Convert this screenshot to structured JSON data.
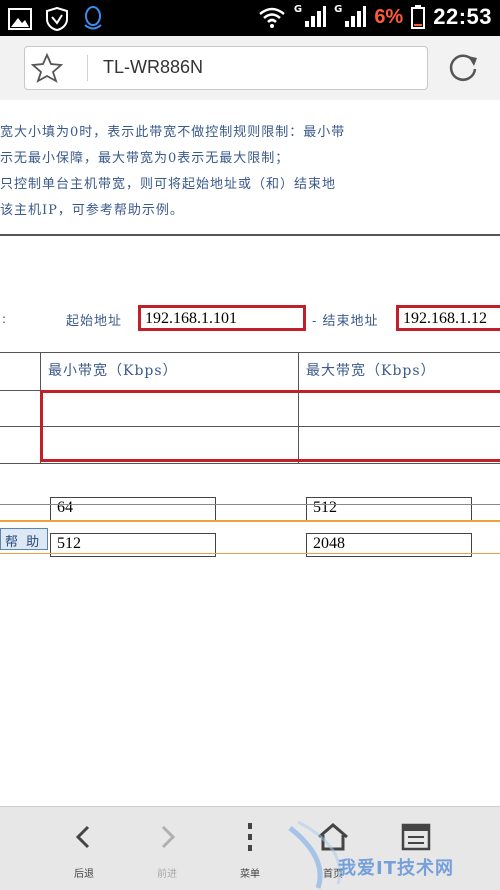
{
  "status_bar": {
    "network_tag_1": "G",
    "network_tag_2": "G",
    "battery_percent": "6%",
    "time": "22:53",
    "icons": [
      "gallery-icon",
      "shield-icon",
      "qq-icon",
      "wifi-icon",
      "signal-icon",
      "battery-icon"
    ]
  },
  "address_bar": {
    "title": "TL-WR886N",
    "icons": [
      "star-icon",
      "reload-icon"
    ]
  },
  "notes": [
    "宽大小填为0时，表示此带宽不做控制规则限制：最小带",
    "示无最小保障，最大带宽为0表示无最大限制；",
    "只控制单台主机带宽，则可将起始地址或（和）结束地",
    "该主机IP，可参考帮助示例。"
  ],
  "address_range": {
    "colon": ":",
    "start_label": "起始地址",
    "start_value": "192.168.1.101",
    "separator_label": "- 结束地址",
    "end_value": "192.168.1.12"
  },
  "bandwidth_table": {
    "min_header": "最小带宽（Kbps）",
    "max_header": "最大带宽（Kbps）",
    "rows": [
      {
        "min": "64",
        "max": "512"
      },
      {
        "min": "512",
        "max": "2048"
      }
    ]
  },
  "help_button": "帮 助",
  "bottom_nav": {
    "items": [
      {
        "label": "后退",
        "icon": "back-icon",
        "enabled": true
      },
      {
        "label": "前进",
        "icon": "forward-icon",
        "enabled": false
      },
      {
        "label": "菜单",
        "icon": "menu-icon",
        "enabled": true
      },
      {
        "label": "首页",
        "icon": "home-icon",
        "enabled": true
      },
      {
        "label": "",
        "icon": "tabs-icon",
        "enabled": true
      }
    ]
  },
  "watermark": "我爱IT技术网",
  "colors": {
    "highlight_red": "#c0202a",
    "label_blue": "#3a5a8a",
    "battery_red": "#ff5a3c",
    "divider_orange": "#f0a040"
  }
}
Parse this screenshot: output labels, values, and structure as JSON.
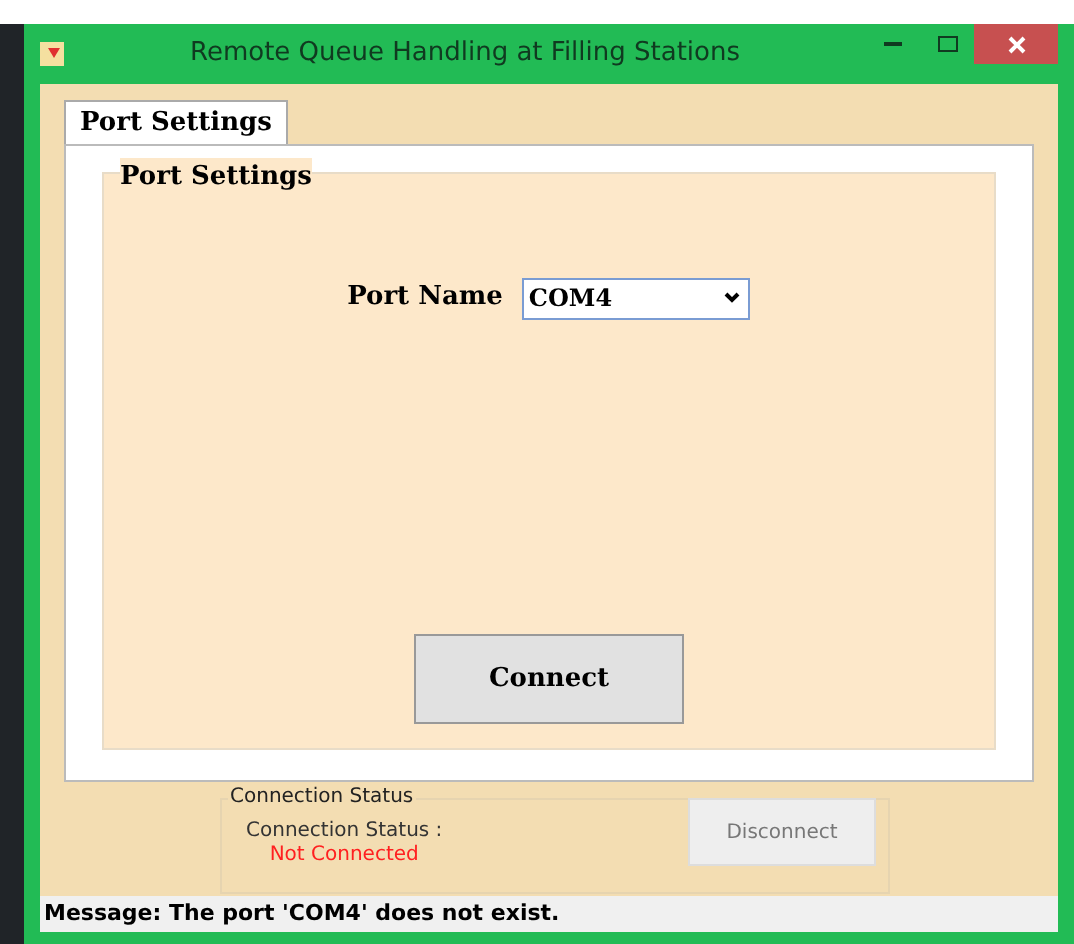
{
  "window": {
    "title": "Remote Queue Handling at Filling Stations"
  },
  "tabs": [
    {
      "label": "Port Settings",
      "selected": true
    }
  ],
  "port_settings": {
    "group_title": "Port Settings",
    "port_name_label": "Port Name",
    "port_name_value": "COM4",
    "connect_button": "Connect"
  },
  "connection_status": {
    "group_title": "Connection Status",
    "label": "Connection Status :",
    "value": "Not Connected",
    "disconnect_button": {
      "label": "Disconnect",
      "disabled": true
    }
  },
  "status_bar": {
    "message": "Message: The port 'COM4' does not exist."
  }
}
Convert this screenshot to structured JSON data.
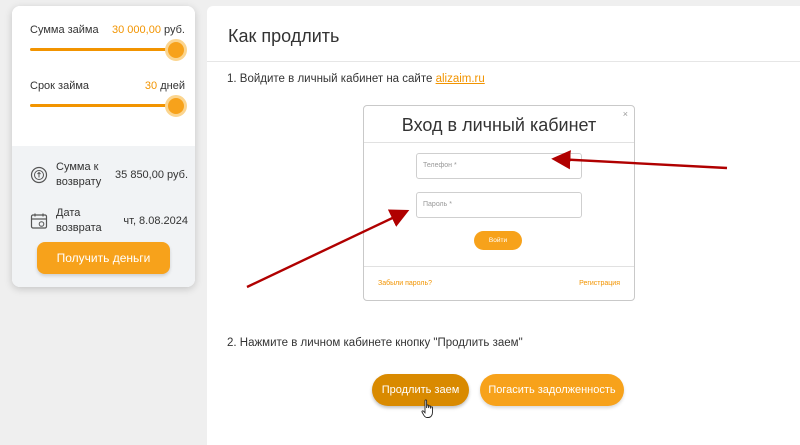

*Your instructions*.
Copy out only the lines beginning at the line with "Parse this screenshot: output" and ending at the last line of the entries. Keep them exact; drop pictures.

*Answer area*.
Parse this screenshot: output labels, values, and structure as JSON.
{
  "window": {
    "title": "Remote Queue Handling at Filling Stations"
  },
  "tabs": [
    {
      "label": "Port Settings",
      "selected": true
    }
  ],
  "port_settings": {
    "group_title": "Port Settings",
    "port_name_label": "Port Name",
    "port_name_value": "COM4",
    "connect_button": "Connect"
  },
  "connection_status": {
    "group_title": "Connection Status",
    "label": "Connection Status :",
    "value": "Not Connected",
    "disconnect_button": {
      "label": "Disconnect",
      "disabled": true
    }
  },
  "status_bar": {
    "message": "Message: The port 'COM4' does not exist."
  }
}
Convert this screenshot to structured JSON data.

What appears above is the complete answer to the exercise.